Saved entries:

>>>

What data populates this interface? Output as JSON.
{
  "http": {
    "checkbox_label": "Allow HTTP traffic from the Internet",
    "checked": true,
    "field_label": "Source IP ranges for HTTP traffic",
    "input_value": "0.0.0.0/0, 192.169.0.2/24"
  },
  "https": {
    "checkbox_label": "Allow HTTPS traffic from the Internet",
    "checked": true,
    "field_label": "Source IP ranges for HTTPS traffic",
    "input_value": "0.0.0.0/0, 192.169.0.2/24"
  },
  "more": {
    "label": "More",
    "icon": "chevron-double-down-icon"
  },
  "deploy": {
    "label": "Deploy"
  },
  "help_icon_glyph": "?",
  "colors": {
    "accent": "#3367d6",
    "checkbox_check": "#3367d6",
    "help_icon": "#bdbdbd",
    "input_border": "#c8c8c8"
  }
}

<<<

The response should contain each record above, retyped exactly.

What data populates this interface? Output as JSON.
{
  "http": {
    "checkbox_label": "Allow HTTP traffic from the Internet",
    "checked": true,
    "field_label": "Source IP ranges for HTTP traffic",
    "input_value": "0.0.0.0/0, 192.169.0.2/24"
  },
  "https": {
    "checkbox_label": "Allow HTTPS traffic from the Internet",
    "checked": true,
    "field_label": "Source IP ranges for HTTPS traffic",
    "input_value": "0.0.0.0/0, 192.169.0.2/24"
  },
  "more": {
    "label": "More",
    "icon": "chevron-double-down-icon"
  },
  "deploy": {
    "label": "Deploy"
  },
  "help_icon_glyph": "?",
  "colors": {
    "accent": "#3367d6",
    "checkbox_check": "#3367d6",
    "help_icon": "#bdbdbd",
    "input_border": "#c8c8c8"
  }
}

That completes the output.